To be honest, I’d more or less gotten the gist of what was going on pretty early into the story of House of Ashes, and while I enjoyed the final act, I’d explored pretty much everything I wanted to and made most of the decisions correctly that I wanted to make in my first run. There wasn’t much incentive for me to go back and play through again, except with a friend, which does get fun in a B-movie night sesh kind of way, but you’ll still be sitting through a lot of the same material just to make a different choice that ultimately doesn’t change too much.

With all that said, House of Ashes looks incredible, and is a real step up from the previous episodes on last-gen consoles. Environments look gorgeous, character models are outstanding and Supermassive have really done their homework with lighting and cinematography. The game looks, for all intents and purposes, like a big-budget Hollywood movie, and some of the depth of field and lens effects are truly impressive. When everything looks so good, it suffers a little from where the developers can’t spend their time, as main characters may emote and react realistically, but be talking to a side character who stares blankly ahead while their head moves like a PS2-era NPC. On PS5 and Xbox Series X|S, House of Ashes also supports raytracing and native 4K.

The Dark Picture Anthology: House of Ashes is an interesting story that takes a while to get going, but ultimately provides a neat take on some familiar horror concepts. It’s best played with a friend, and it’s a sure-fire killer with mates for Halloween, but your tolerance for replays to see everything the game has to offer will heavily depend on how engaging you found its characters and story. House of Ashes is a big leap into next-gen in terms of presentation, but if you’ve played either of the first two episodes, you’ll know whether you’ll be into this one.

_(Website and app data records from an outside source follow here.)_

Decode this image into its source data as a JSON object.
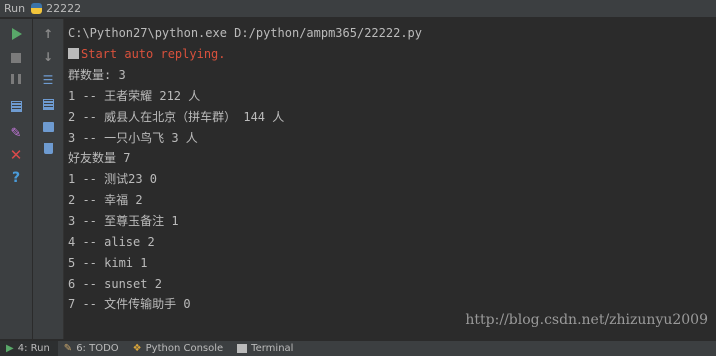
{
  "title_bar": {
    "run_label": "Run",
    "config_name": "22222"
  },
  "toolbar": {
    "rerun_icon": "play-icon",
    "stop_icon": "stop-icon",
    "pause_icon": "pause-icon",
    "up_icon": "arrow-up-icon",
    "down_icon": "arrow-down-icon"
  },
  "console": {
    "command": "C:\\Python27\\python.exe D:/python/ampm365/22222.py",
    "error_line": "Start auto replying.",
    "lines": [
      "群数量: 3",
      "1 -- 王者荣耀 212 人",
      "2 -- 威县人在北京（拼车群） 144 人",
      "3 -- 一只小鸟飞 3 人",
      "好友数量 7",
      "1 -- 测试23 0",
      "2 -- 幸福 2",
      "3 -- 至尊玉备注 1",
      "4 -- alise 2",
      "5 -- kimi 1",
      "6 -- sunset 2",
      "7 -- 文件传输助手 0"
    ],
    "watermark": "http://blog.csdn.net/zhizunyu2009"
  },
  "bottom_tabs": [
    {
      "label": "4: Run"
    },
    {
      "label": "6: TODO"
    },
    {
      "label": "Python Console"
    },
    {
      "label": "Terminal"
    }
  ],
  "colors": {
    "background": "#2b2b2b",
    "panel": "#3c3f41",
    "text": "#bbbbbb",
    "error": "#d9513c",
    "run_green": "#59a869"
  }
}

Adam Ghiggino

 
Owner, Executive Editor of Rocket Chainsaw. I also edit TV, films and make average pancakes.